By Andrew Gjefle
Whitworth is a school that prides itself on its consciousness of and open attitude toward diversity issues, encouraging students to interact with people of different backgrounds than those in which they themselves grew up. This is great of course, but unfortunately it does not seem to play out in the course of day-to-day interactions.
I’m not saying students are insensitive by any means; in fact, Whitworth’s student body is one of the most understanding, respectful groups of people I’ve ever seen. The problem is that between friend groups, polarization is rampant.
This isn’t even a racial issue; sports players eat together, academic types gather for study groups, video gamers hang out together in their rooms, beautiful people flock around looking beautiful … heck, even between dorms people hardly ever hang out. And that’s a shame. I can only think how boring that must be.

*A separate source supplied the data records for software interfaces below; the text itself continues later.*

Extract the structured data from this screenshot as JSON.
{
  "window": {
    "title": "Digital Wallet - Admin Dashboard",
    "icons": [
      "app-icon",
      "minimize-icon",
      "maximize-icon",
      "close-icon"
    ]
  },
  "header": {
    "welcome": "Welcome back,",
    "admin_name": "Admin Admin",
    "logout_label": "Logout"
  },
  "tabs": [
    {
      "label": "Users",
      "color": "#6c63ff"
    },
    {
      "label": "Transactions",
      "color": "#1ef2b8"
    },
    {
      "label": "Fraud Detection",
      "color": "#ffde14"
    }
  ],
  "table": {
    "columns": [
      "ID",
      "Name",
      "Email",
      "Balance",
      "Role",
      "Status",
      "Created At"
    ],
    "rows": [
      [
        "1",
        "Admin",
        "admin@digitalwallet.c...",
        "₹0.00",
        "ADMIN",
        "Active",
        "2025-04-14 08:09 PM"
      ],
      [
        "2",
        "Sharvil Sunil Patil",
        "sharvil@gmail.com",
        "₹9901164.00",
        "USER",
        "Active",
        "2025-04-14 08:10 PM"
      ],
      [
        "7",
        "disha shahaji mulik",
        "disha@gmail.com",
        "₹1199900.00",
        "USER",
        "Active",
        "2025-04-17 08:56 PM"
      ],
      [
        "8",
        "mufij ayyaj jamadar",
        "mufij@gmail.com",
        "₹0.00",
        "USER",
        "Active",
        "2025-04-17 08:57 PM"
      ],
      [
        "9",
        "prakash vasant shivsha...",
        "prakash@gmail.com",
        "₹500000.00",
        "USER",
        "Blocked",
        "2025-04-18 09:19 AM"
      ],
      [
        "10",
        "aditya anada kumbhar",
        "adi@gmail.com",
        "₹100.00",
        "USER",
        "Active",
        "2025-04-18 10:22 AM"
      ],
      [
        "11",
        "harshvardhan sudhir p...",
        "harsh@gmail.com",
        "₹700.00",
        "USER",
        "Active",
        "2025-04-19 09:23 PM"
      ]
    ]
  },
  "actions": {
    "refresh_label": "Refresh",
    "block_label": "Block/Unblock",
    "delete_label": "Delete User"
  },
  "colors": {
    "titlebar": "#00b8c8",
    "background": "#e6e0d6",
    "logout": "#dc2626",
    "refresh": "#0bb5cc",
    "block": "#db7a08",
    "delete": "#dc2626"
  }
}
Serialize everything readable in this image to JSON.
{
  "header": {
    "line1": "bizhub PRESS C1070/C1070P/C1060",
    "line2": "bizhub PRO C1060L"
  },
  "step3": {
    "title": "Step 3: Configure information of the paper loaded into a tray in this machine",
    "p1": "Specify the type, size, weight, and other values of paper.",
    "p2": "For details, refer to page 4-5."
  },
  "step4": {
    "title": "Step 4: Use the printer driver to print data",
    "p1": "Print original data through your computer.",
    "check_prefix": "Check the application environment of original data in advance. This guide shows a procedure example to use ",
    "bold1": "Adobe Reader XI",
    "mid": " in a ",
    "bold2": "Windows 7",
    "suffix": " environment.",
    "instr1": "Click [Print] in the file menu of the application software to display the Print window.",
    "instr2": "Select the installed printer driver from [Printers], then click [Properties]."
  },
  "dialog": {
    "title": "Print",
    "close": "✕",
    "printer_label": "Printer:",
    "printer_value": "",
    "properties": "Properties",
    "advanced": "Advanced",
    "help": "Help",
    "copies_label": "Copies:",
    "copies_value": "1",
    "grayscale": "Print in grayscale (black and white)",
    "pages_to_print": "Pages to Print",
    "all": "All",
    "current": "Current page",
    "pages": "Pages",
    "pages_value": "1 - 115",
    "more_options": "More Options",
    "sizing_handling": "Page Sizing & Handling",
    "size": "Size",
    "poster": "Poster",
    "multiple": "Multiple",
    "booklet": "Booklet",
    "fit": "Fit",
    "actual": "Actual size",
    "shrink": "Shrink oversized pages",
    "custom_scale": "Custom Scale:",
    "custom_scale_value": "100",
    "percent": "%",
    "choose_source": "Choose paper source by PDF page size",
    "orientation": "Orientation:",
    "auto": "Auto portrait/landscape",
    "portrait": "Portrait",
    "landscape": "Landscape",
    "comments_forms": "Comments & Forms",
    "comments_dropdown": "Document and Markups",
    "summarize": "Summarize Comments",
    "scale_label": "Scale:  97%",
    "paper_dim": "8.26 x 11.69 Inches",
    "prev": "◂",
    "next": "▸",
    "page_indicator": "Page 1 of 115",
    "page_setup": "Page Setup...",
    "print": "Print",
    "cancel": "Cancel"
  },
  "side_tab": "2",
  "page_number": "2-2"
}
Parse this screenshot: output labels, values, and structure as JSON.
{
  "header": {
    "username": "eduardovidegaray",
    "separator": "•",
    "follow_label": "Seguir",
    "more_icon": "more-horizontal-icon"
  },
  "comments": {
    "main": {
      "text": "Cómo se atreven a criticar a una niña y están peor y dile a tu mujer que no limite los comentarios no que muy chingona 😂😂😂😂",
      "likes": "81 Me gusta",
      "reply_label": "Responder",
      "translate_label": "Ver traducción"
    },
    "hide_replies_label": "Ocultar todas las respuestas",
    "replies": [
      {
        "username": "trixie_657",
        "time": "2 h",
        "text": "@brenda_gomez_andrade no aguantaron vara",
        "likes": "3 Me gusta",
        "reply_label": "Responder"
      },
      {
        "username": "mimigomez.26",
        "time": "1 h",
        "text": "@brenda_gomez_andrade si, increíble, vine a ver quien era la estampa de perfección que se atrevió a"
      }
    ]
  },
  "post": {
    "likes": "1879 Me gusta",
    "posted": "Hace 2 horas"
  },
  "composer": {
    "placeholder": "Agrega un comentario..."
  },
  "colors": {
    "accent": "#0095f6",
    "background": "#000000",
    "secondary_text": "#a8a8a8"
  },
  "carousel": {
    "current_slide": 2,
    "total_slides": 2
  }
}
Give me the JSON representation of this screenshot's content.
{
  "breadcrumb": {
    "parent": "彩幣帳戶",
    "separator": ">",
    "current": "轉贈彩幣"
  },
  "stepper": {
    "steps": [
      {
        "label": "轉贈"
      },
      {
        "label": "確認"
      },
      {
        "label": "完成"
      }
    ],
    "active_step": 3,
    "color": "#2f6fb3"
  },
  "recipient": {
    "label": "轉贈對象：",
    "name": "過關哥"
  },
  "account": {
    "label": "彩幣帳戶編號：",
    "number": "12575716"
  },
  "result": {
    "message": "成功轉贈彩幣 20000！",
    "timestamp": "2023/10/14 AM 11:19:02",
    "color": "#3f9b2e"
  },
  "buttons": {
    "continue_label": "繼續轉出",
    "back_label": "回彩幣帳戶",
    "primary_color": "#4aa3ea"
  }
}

I know it’s natural to be drawn to people with similar interests, backgrounds and ideologies, but I also believe that there is something to be gained by being brave and indulging others’ concerns. It might be weird at first, but it can be incredibly rewarding. If nothing else, it might add some actual meaning to that obnoxious Whitworth buzzword, “diversity.”